Content starts

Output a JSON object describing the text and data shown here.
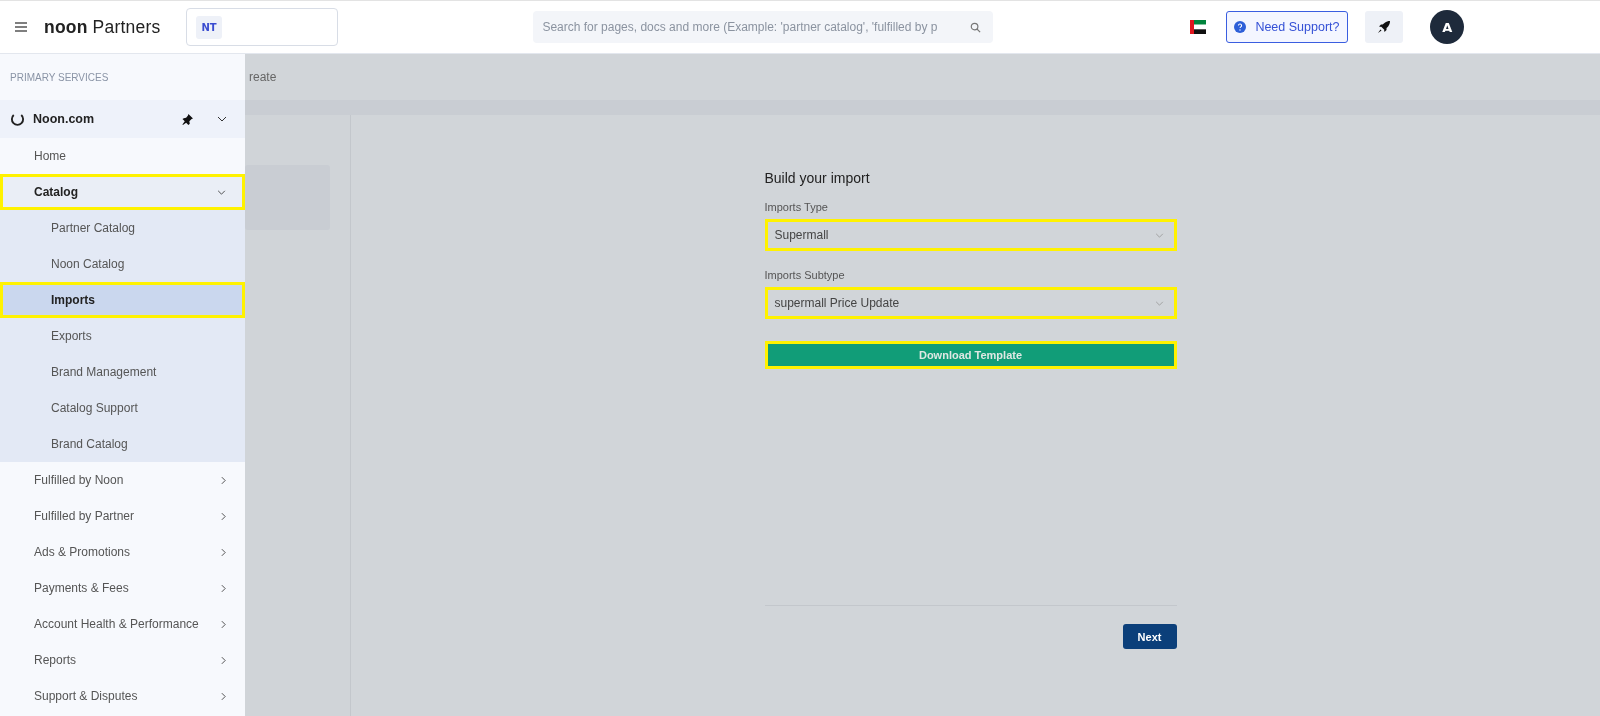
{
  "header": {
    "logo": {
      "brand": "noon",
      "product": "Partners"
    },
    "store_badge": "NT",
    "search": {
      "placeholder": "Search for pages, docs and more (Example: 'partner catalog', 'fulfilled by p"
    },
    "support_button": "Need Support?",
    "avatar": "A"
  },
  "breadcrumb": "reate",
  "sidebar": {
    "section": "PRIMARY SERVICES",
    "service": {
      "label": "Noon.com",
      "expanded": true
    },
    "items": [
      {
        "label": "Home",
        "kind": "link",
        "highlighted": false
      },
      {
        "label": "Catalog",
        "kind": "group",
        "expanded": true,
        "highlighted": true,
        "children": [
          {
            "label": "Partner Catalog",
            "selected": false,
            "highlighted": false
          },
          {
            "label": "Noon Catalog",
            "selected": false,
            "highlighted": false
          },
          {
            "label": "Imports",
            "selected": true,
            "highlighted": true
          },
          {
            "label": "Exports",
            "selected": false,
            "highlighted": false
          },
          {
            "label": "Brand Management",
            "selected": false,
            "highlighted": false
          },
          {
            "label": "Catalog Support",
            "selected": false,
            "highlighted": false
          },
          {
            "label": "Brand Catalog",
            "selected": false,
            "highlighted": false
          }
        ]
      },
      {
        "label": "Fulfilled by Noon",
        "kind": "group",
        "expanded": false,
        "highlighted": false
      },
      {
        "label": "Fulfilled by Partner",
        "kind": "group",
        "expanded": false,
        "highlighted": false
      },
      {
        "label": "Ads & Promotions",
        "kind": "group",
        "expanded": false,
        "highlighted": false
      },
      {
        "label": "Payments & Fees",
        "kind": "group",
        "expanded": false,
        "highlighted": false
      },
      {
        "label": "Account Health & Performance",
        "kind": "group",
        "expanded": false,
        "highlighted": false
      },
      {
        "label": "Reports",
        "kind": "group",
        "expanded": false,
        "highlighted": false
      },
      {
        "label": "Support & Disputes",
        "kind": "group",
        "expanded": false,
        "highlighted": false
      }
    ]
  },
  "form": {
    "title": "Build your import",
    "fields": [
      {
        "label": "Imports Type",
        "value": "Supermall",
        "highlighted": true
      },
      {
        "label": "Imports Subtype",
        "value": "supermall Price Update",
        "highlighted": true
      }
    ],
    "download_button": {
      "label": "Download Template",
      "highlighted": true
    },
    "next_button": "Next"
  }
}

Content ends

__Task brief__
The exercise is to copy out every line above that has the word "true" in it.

__Result for this exercise__
      "expanded": true
        "expanded": true,
        "highlighted": true,
            "selected": true,
            "highlighted": true
        "highlighted": true
        "highlighted": true
      "highlighted": true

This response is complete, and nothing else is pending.